++++ GIVEN RECORDS ++++
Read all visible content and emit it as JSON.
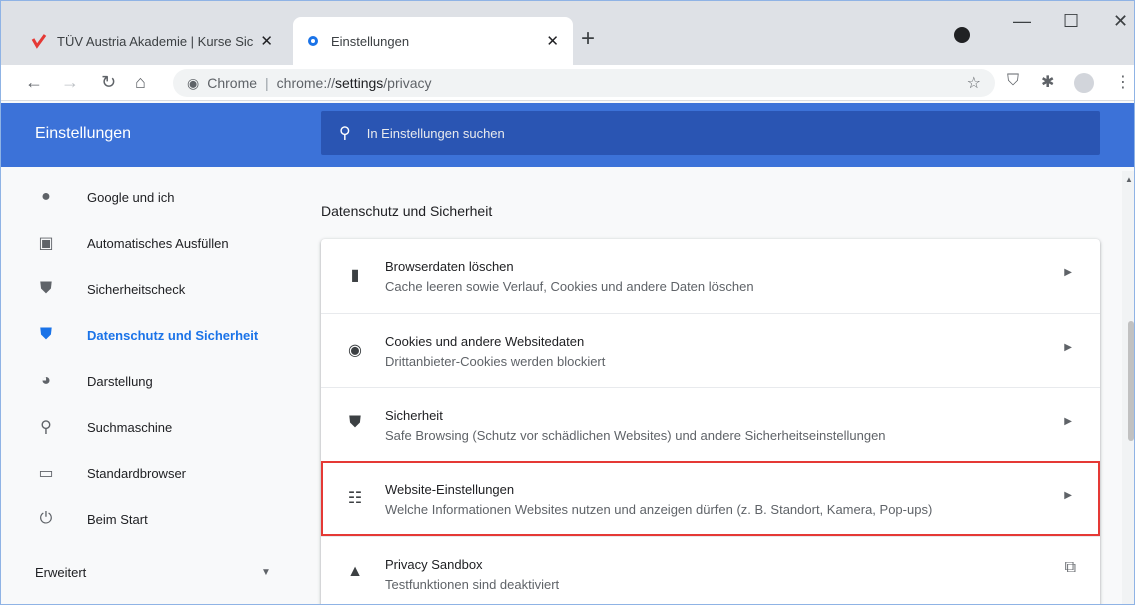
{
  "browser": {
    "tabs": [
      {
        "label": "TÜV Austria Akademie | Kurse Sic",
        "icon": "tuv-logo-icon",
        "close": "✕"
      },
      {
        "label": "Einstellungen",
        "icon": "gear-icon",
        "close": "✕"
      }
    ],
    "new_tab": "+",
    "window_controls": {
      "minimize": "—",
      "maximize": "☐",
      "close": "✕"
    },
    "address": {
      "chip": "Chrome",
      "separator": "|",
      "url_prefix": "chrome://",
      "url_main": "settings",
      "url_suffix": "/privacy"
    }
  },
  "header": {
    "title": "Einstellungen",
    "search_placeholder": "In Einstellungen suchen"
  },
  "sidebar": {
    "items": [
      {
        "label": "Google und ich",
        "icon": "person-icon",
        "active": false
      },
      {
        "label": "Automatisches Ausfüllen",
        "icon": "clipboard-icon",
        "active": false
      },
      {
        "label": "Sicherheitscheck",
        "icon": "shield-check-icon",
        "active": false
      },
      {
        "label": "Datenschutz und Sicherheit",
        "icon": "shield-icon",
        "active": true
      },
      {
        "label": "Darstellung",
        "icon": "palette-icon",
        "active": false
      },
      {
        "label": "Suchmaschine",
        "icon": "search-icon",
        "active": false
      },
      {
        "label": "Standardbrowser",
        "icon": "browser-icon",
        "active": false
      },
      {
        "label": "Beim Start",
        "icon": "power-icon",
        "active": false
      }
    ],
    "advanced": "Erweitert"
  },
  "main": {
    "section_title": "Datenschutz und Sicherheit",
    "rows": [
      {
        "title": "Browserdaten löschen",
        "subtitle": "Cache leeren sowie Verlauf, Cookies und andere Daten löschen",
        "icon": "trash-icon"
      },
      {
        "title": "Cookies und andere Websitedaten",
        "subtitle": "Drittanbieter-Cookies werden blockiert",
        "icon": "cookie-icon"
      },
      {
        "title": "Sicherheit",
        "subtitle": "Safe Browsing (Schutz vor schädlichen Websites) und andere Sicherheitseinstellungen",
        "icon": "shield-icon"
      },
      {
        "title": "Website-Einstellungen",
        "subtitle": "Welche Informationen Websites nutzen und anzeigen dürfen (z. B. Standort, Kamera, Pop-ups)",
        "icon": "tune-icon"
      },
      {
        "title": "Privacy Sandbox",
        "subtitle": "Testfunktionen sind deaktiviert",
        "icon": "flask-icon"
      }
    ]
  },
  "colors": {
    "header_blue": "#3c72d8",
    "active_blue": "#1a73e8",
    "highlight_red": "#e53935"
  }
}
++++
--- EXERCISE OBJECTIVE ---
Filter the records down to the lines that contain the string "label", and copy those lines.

--- RESULT OF THIS TASK ---
        "label": "TÜV Austria Akademie | Kurse Sic",
        "label": "Einstellungen",
        "label": "Google und ich",
        "label": "Automatisches Ausfüllen",
        "label": "Sicherheitscheck",
        "label": "Datenschutz und Sicherheit",
        "label": "Darstellung",
        "label": "Suchmaschine",
        "label": "Standardbrowser",
        "label": "Beim Start",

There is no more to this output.